215th ECS Meeting | Vienna, Austria | May 25, 2009

Quantum Cascade Lasers for the Mid- to Far-Infrared: Band-Structure Engineering, Beam Engineeringspan and ApplicationsFederico Capasso

In his plenary talk Federico Capasso will trace the path from the invention to exciting advances in the physics, applications and commercialization of the quantum cascade lasers a revolutionary light source which covers the mid- and far-ir spectrum and is broadly impacting sensing, spectroscopy and sub-wavelength photonics.

The Quantum Cascade Laser (QCL) has emerged as the laser of choice for photonics and spectroscopy in the mid-infrared and in the far infrared, covering the range from 3 to 300 microns in wavelength, due to its unique wavelength agility and large “design space” that allows one to tailor its performance at will for a wide range of applications. These include single mode broadly tunable lasers for chemical sensing and trace gas analysis at parts per billion in volume; compact, chip-scale, broadband spectrometers with performance already comparable to state of the art Fourier-Transform-Infrared-Spectrometers; high power continuous wave room temperature devices for military applications etc. Important commercial developments will be discussed. New functionalities have been demonstrated by integrating on the facets of QCLs sub-wavelength plasmonic nanostructures that have led to highly collimated beams by achieving a dramatic reduction of the beam divergence for LIDAR applications, unprecedented control of the polarization and ultrahigh intensity nanoscale size spots in the near field for high resolution chemical imaging.

Federico Capasso is the Robert L. Wallace Professor of Applied Physics at Harvard University, which he joined in 2003 after a 27year career at Bell Labs. He holds a Doctor of Physics degree from Rome University. His research includes band-structure engineering of novel devices/material, nanophotonics and quantum electrodynamics.

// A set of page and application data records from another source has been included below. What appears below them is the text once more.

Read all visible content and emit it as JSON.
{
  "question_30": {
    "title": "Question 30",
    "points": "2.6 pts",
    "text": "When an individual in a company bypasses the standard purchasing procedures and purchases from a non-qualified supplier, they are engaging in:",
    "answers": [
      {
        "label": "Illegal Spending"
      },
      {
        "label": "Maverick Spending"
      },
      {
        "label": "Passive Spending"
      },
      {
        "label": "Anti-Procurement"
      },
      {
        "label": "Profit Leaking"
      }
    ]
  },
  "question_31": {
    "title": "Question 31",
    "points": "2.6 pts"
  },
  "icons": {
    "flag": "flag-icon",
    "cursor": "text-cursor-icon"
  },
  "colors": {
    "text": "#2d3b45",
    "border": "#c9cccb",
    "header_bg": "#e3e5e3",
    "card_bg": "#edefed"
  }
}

He has co-authored over 300 papers and holds over 65 US patents. He is a member of the National Academy of Sciences, the National Academy of Engineering, and a Fellow of the American Academy of Arts and Sciences. His awards include the King Faisal International Prize for Science, the American Physical Society Arthur Schawlow Prize, the IEEE Edison Medal, the IEEE Streifer Award, the Wetherill Medal of the Franklin Institute, the OSA Wood prize, the Rank Prize in Optoelectronics, the Material Research Society Medal, the IEEE Sarnoff Award, the Welker Medal, the Duddell Medal and Prize of the Institute of Physics, the Newcomb Cleveland Prize.